Barnet's library service could be reduced to a fraction of its current size if the council go ahead with new proposals.
The London authority, home to Friern Barnet library which was occupied by protestors when it was slated for closure, is trying to cut £2.85m from its library budgets in the next six years.
It has now released a series of potential options for the future of the service, with one proposal relocating a number of the council's 16 libraries and significantly reducing their size, while focusing services on four key libraries. This favoured option would also see library staff hours cut by half, with users able to access the library using a PIN system, which the council compares to Scandinavian "open libraries".
Other options would see some buildings closed and rented out for other use, while a third would involve handing over the running of some libraries to community groups.
The council is already planning two new libraries in the borough which will continue as planned.

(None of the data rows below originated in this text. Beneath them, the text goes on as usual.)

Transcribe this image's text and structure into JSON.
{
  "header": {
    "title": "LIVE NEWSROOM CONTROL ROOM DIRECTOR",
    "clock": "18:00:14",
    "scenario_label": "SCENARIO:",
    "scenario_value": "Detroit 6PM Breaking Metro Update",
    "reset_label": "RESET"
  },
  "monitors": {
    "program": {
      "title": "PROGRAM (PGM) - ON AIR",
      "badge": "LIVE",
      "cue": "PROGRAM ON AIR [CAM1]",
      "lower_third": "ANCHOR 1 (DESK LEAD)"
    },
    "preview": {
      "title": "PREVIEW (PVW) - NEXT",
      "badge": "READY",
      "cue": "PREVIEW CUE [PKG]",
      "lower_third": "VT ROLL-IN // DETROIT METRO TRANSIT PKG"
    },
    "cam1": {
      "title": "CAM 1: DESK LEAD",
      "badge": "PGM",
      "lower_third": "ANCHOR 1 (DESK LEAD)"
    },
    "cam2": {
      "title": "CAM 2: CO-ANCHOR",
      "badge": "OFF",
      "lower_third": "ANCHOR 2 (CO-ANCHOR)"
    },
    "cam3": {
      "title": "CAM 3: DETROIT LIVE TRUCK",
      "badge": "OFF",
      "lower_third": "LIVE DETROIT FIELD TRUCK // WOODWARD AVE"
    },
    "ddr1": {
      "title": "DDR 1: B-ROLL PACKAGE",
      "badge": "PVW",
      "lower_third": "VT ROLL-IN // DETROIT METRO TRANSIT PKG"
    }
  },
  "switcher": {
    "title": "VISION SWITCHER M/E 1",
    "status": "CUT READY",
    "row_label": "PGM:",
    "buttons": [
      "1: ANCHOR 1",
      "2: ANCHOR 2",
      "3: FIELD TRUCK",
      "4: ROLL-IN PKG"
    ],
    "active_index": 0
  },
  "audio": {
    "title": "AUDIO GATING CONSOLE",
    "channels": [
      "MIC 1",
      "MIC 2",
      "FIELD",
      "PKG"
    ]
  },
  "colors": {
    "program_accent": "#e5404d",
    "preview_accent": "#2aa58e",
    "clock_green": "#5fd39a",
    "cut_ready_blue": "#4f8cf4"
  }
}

Councillor Reuben Thompstone, chairman of the children education libraries safeguarding committee, said: “My own preference is option one which keeps the widest possible network but it will be up to the committee to decide after public consultation… Across London the model for providing library services is changing. Barnet currently has fewer volunteers than other comparable boroughs and I would like to see us improve in this area.”
Councillors will consider the proposals before they go to a public consultation.
Meanwhile in Lincolnshire, the council is expected to make a new decision on its own library service in February next year. The council had planned huge cuts across the county, however, campaigners forced a judicial review on the decision, which saw the council's plans overturned.
Members of the public have a week left to contact the council with suggestions for altering the service before it considers its options.
In Wales, Powys County Council has taken the decision to slash opening hours at its libraries, including the library in historic book town Hay-on-Wye, in an attempt to save £350,000 in the next financial year.